life had been cut, with only one
light left burning. Tommy was
that light. He would never change.
He would go from her forever.
But he would always be her son.
The door of Tommy's room
opened and Tommy and his father
came out into the hall. Sally
stepped back into shadows and
watched them walk quickly down
the hall to the stairs, their voices
low, hushed. She heard them
descend the stairs, their footsteps
dwindle, die away into silence ...
You'll see a light, Sally, a great
glow lighting up the sky. The ship
must be very beautiful. For eight
years he labored over it, restoring
it with all the shining gifts of skill
and feeling at his command. He
was calm toward you, but not toward
the ship, Sally—the ship
which will take him back to Mars!
How is it on Mars, she wondered.
My son, Tommy, will become
a strong, proud adventurer
daring the farthest planet of the
You can't stop a boy from adventuring.
Surprise him at his
books and you'll see tropical seas
in his eyes, a pearly nautilus,
Hong Kong and Valparaiso resplendent
in the dawn.
There is no strength quite like
the strength of a mother, Sally.
Endure it, be brave ...
Sally was at the window when
it came. A dazzling burst of radiance,
starting from the horizon's
rim and spreading across the
entire sky.
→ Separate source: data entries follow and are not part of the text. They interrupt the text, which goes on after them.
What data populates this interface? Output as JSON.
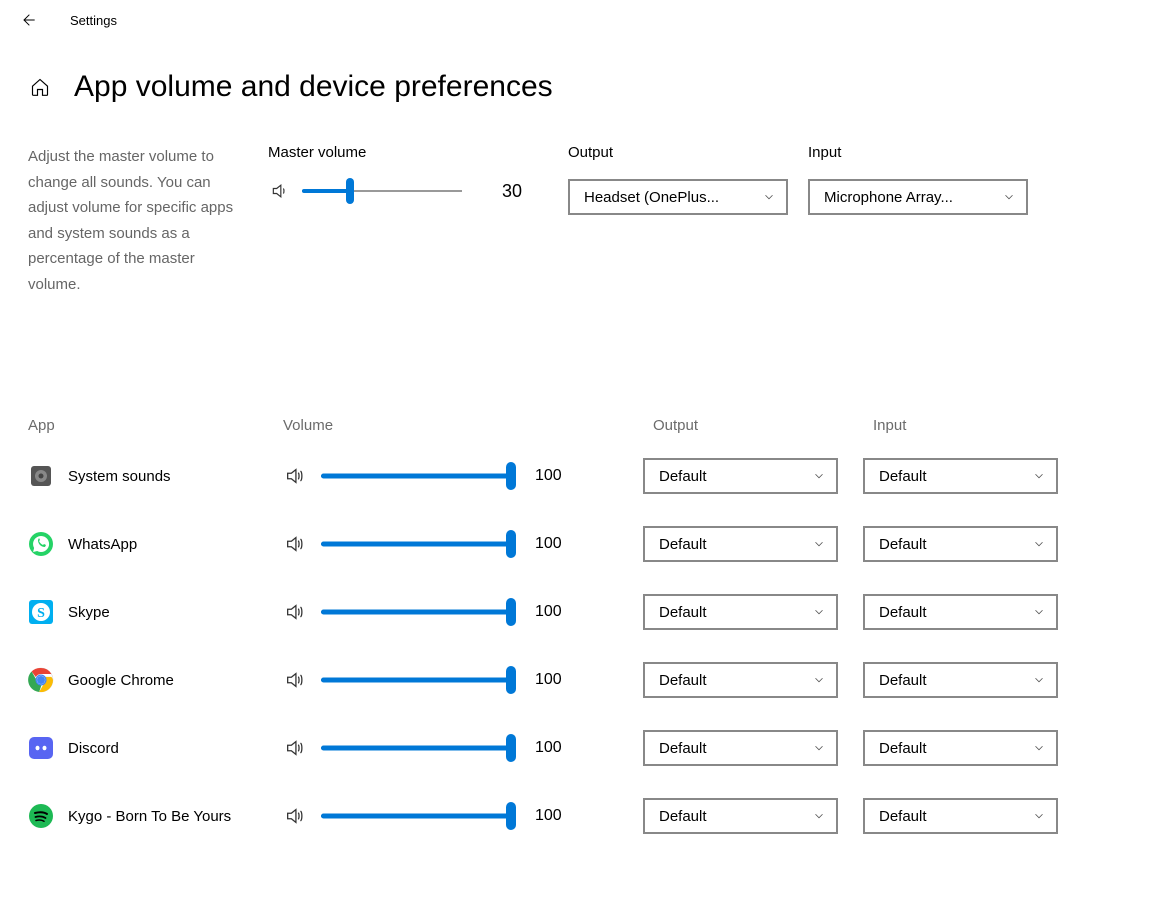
{
  "topbar": {
    "app_title": "Settings"
  },
  "header": {
    "page_title": "App volume and device preferences"
  },
  "master": {
    "description": "Adjust the master volume to change all sounds. You can adjust volume for specific apps and system sounds as a percentage of the master volume.",
    "volume_label": "Master volume",
    "volume_value": 30,
    "output_label": "Output",
    "output_selected": "Headset (OnePlus...",
    "input_label": "Input",
    "input_selected": "Microphone Array..."
  },
  "columns": {
    "app": "App",
    "volume": "Volume",
    "output": "Output",
    "input": "Input"
  },
  "apps": [
    {
      "name": "System sounds",
      "icon": "system",
      "volume": 100,
      "output": "Default",
      "input": "Default"
    },
    {
      "name": "WhatsApp",
      "icon": "whatsapp",
      "volume": 100,
      "output": "Default",
      "input": "Default"
    },
    {
      "name": "Skype",
      "icon": "skype",
      "volume": 100,
      "output": "Default",
      "input": "Default"
    },
    {
      "name": "Google Chrome",
      "icon": "chrome",
      "volume": 100,
      "output": "Default",
      "input": "Default"
    },
    {
      "name": "Discord",
      "icon": "discord",
      "volume": 100,
      "output": "Default",
      "input": "Default"
    },
    {
      "name": "Kygo - Born To Be Yours",
      "icon": "spotify",
      "volume": 100,
      "output": "Default",
      "input": "Default"
    }
  ]
}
It lit up the cottage
and flickered over the lawn, turning
rooftops to molten gold and
gilding the long line of rolling
hills which hemmed in the town.
Brighter it grew and brighter,
gilding for a moment even Sally's
bowed head and her image mirrored
on the pane. Then, abruptly,
it was gone ...
This etext was produced from Fantastic Universe May 1954.
Extensive research did not uncover any evidence that the U.S.
copyright on this publication was renewed. Minor spelling and
typographical errors have been corrected without note.